In the UK, the percentage of women recorded as smoking at the time of delivery for the year 2018/19 was 10.6%. This is a small drop of 0.2% from last year, and 4% since 2009. However, the current national target set by the government is aiming to reduce the rate of smoking in pregnancy to 6% or less by 2022. According to these recent statistics, only 28 out of 195 UK trusts are meeting this target.
The statistics also show geographical differences, ranging from 1.6% smoking at time of delivery in North West London, to 25.7% in Blackpool.
"We have set ourselves an ambitious new goal of reducing smoking amongst pregnant women to 6% by the end of 2022. This is critical to our drive to ensure children have the best start in life. We know that smoking in pregnancy varies hugely […] so to reach our ambition for all pregnant women, we must focus particular attention on disadvantaged groups and localities where prevalence remains much higher."
Tobacco Control Plan for England (2017)
Despite the small drop in percentage, national rates were higher in Quarter 4 than in the previous quarters of the year.

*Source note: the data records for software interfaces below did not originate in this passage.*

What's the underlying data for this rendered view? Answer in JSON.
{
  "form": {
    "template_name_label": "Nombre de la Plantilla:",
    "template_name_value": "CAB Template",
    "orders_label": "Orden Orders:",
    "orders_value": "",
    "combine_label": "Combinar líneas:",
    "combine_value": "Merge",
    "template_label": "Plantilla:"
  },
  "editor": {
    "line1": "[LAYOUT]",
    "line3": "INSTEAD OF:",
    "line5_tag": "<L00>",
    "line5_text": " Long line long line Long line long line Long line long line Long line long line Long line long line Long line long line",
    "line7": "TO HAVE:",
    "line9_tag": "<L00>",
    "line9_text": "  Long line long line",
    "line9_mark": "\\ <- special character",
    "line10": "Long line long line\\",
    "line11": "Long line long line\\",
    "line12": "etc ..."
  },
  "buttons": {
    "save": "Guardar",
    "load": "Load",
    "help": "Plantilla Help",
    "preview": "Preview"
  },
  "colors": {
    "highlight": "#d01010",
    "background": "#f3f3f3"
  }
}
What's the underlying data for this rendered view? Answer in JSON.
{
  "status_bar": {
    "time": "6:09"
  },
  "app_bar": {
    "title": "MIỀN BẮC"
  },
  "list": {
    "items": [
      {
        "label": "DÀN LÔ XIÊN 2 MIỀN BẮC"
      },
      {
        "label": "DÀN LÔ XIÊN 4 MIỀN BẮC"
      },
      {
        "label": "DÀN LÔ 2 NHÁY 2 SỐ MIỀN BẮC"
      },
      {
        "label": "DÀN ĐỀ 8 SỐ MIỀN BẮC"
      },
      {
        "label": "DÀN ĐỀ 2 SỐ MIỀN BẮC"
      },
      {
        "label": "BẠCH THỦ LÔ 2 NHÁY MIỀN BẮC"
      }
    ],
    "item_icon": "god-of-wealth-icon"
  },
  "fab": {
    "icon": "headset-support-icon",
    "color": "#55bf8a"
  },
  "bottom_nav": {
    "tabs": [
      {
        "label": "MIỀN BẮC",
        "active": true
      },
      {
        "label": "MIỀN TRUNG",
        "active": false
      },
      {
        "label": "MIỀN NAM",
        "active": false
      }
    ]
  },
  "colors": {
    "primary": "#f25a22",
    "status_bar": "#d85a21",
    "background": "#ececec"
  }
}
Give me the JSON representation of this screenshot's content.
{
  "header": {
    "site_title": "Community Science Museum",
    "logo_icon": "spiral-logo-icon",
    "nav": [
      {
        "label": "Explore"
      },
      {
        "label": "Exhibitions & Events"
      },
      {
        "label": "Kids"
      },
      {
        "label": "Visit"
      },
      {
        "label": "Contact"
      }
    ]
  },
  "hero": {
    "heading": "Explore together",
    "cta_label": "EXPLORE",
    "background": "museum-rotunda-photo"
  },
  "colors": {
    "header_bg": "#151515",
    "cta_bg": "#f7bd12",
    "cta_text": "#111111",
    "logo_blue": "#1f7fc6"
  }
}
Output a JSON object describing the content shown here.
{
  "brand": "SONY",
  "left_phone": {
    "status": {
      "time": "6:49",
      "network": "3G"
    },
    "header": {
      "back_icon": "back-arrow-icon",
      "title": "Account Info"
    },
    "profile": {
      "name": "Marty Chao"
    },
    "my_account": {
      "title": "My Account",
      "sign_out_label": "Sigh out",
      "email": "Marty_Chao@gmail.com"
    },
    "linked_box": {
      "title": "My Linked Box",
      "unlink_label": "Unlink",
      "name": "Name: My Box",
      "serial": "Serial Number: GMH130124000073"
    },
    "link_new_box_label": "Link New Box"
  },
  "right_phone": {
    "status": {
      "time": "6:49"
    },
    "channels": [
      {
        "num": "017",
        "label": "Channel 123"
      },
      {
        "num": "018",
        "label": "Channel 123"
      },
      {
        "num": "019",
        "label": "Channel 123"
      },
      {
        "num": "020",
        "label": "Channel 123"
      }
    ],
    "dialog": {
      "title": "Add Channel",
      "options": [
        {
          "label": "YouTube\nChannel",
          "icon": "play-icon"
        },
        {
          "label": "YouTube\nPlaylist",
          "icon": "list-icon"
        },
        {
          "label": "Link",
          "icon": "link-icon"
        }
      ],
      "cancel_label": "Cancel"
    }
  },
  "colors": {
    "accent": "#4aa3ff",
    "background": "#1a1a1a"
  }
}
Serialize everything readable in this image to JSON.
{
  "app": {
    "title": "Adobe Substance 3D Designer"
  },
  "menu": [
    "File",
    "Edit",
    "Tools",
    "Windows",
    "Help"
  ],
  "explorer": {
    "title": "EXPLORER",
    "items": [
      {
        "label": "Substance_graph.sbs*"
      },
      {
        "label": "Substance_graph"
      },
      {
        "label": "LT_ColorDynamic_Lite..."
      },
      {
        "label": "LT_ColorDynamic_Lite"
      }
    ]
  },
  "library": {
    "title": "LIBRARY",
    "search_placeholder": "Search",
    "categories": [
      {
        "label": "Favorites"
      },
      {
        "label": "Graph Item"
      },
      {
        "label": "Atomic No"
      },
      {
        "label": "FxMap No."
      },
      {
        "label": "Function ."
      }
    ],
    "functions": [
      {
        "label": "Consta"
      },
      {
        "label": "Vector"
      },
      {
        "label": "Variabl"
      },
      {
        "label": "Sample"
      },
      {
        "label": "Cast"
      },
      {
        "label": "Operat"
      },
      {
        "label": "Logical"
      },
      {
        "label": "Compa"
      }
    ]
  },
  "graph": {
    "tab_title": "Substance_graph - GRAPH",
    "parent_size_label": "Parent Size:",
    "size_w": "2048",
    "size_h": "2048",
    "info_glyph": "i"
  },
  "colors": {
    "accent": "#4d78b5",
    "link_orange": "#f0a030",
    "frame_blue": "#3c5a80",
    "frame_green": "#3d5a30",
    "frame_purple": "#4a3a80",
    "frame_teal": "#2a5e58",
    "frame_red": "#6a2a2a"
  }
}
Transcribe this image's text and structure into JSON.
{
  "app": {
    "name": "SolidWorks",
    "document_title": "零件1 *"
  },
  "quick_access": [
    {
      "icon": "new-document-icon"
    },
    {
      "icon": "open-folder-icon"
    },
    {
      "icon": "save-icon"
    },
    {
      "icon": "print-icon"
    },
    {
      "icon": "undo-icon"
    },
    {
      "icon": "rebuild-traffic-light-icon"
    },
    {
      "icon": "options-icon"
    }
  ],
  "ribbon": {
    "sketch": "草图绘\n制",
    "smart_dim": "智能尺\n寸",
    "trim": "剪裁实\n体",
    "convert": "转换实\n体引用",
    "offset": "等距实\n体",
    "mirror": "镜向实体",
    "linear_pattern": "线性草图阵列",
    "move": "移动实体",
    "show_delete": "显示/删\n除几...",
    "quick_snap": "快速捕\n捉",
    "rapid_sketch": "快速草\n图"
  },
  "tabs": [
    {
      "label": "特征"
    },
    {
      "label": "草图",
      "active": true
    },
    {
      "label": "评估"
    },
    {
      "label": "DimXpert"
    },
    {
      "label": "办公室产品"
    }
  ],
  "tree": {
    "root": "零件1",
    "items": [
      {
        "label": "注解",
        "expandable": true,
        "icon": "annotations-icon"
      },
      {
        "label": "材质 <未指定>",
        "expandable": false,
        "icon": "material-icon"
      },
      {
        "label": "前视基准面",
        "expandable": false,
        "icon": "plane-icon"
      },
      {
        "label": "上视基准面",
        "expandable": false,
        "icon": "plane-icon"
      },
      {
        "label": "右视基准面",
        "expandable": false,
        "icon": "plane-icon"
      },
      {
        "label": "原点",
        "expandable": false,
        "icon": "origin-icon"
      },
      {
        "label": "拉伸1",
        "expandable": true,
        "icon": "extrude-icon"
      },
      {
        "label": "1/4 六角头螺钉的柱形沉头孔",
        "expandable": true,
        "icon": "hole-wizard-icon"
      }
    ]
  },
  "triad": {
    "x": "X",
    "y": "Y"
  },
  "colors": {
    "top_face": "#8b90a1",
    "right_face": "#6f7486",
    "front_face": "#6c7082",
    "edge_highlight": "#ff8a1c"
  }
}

This means the rate at which pregnant women are giving up smoking will have to increase in the lead up to 2022, if the UK is to meet its 6% target.
As well as demonstrating the need to continue improving support for women to stop smoking when pregnant, the results have also highlighted the importance of action to reduce smoking rates in women of childbearing age.
How smoking can harm a baby during pregnancy
Research has shown that smoking while you are pregnant can bring a higher risk of miscarriage, premature birth, low-birthweight and stillbirth. Smoking can also affect children as they grow, and make them more likely to have health and behaviour problems through childhood. They are also more likely to become a smoker themselves.
Stopping smoking at any stage of your pregnancy will make a big difference to both your own health, and the health of your baby.
It's really important to get help if you are struggling to stop smoking. People who get help from stop smoking advisers are 4 times more likely to quit successfully. Your doctor or midwife can also help you and offer you any advice you need to make stopping as manageable as possible.
There is also a lot of support available online and by phone to you to help you stop smoking.
Read more about smoking and pregnancy
More information about these NHS findings